* _BRIEF_: Your answer must be an exact repetition of every record.

+===+

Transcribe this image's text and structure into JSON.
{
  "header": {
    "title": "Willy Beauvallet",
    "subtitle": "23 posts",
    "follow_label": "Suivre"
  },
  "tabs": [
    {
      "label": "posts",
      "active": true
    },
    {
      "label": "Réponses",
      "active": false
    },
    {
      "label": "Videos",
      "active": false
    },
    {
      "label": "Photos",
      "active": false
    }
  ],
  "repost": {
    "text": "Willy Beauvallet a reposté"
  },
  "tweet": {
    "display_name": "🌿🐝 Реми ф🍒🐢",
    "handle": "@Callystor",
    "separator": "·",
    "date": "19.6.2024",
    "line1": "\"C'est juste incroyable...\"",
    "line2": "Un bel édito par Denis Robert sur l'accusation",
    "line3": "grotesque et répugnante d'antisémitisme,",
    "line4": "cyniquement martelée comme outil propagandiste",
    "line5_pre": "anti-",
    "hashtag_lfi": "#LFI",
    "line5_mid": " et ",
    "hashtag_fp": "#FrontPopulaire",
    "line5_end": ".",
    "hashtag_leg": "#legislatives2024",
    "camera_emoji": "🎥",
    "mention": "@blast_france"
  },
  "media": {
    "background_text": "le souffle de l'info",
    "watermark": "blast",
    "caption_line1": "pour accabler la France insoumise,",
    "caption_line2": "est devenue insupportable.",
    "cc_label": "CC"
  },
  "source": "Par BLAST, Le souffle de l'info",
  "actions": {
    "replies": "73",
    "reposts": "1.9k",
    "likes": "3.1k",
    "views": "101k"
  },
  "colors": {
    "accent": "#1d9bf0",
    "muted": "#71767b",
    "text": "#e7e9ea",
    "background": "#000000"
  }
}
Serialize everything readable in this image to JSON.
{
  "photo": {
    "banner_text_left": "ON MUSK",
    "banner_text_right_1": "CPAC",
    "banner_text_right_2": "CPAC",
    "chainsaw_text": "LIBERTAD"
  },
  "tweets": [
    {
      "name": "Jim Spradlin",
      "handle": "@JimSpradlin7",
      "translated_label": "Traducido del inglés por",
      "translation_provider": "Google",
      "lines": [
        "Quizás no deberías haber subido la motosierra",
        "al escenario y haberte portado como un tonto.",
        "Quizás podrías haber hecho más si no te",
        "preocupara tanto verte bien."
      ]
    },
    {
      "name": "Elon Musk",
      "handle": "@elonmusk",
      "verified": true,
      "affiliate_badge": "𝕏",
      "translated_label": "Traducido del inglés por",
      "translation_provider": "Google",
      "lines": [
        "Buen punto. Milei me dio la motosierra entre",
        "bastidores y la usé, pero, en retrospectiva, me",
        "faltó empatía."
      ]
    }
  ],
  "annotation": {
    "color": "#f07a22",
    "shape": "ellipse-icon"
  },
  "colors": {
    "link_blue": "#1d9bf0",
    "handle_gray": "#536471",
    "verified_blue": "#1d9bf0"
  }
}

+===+

* _SOLVED PROBLEM_:
Transcribe this image's text and structure into JSON.
{
  "header": {
    "title": "Willy Beauvallet",
    "subtitle": "23 posts",
    "follow_label": "Suivre"
  },
  "tabs": [
    {
      "label": "posts",
      "active": true
    },
    {
      "label": "Réponses",
      "active": false
    },
    {
      "label": "Videos",
      "active": false
    },
    {
      "label": "Photos",
      "active": false
    }
  ],
  "repost": {
    "text": "Willy Beauvallet a reposté"
  },
  "tweet": {
    "display_name": "🌿🐝 Реми ф🍒🐢",
    "handle": "@Callystor",
    "separator": "·",
    "date": "19.6.2024",
    "line1": "\"C'est juste incroyable...\"",
    "line2": "Un bel édito par Denis Robert sur l'accusation",
    "line3": "grotesque et répugnante d'antisémitisme,",
    "line4": "cyniquement martelée comme outil propagandiste",
    "line5_pre": "anti-",
    "hashtag_lfi": "#LFI",
    "line5_mid": " et ",
    "hashtag_fp": "#FrontPopulaire",
    "line5_end": ".",
    "hashtag_leg": "#legislatives2024",
    "camera_emoji": "🎥",
    "mention": "@blast_france"
  },
  "media": {
    "background_text": "le souffle de l'info",
    "watermark": "blast",
    "caption_line1": "pour accabler la France insoumise,",
    "caption_line2": "est devenue insupportable.",
    "cc_label": "CC"
  },
  "source": "Par BLAST, Le souffle de l'info",
  "actions": {
    "replies": "73",
    "reposts": "1.9k",
    "likes": "3.1k",
    "views": "101k"
  },
  "colors": {
    "accent": "#1d9bf0",
    "muted": "#71767b",
    "text": "#e7e9ea",
    "background": "#000000"
  }
}
Serialize everything readable in this image to JSON.
{
  "photo": {
    "banner_text_left": "ON MUSK",
    "banner_text_right_1": "CPAC",
    "banner_text_right_2": "CPAC",
    "chainsaw_text": "LIBERTAD"
  },
  "tweets": [
    {
      "name": "Jim Spradlin",
      "handle": "@JimSpradlin7",
      "translated_label": "Traducido del inglés por",
      "translation_provider": "Google",
      "lines": [
        "Quizás no deberías haber subido la motosierra",
        "al escenario y haberte portado como un tonto.",
        "Quizás podrías haber hecho más si no te",
        "preocupara tanto verte bien."
      ]
    },
    {
      "name": "Elon Musk",
      "handle": "@elonmusk",
      "verified": true,
      "affiliate_badge": "𝕏",
      "translated_label": "Traducido del inglés por",
      "translation_provider": "Google",
      "lines": [
        "Buen punto. Milei me dio la motosierra entre",
        "bastidores y la usé, pero, en retrospectiva, me",
        "faltó empatía."
      ]
    }
  ],
  "annotation": {
    "color": "#f07a22",
    "shape": "ellipse-icon"
  },
  "colors": {
    "link_blue": "#1d9bf0",
    "handle_gray": "#536471",
    "verified_blue": "#1d9bf0"
  }
}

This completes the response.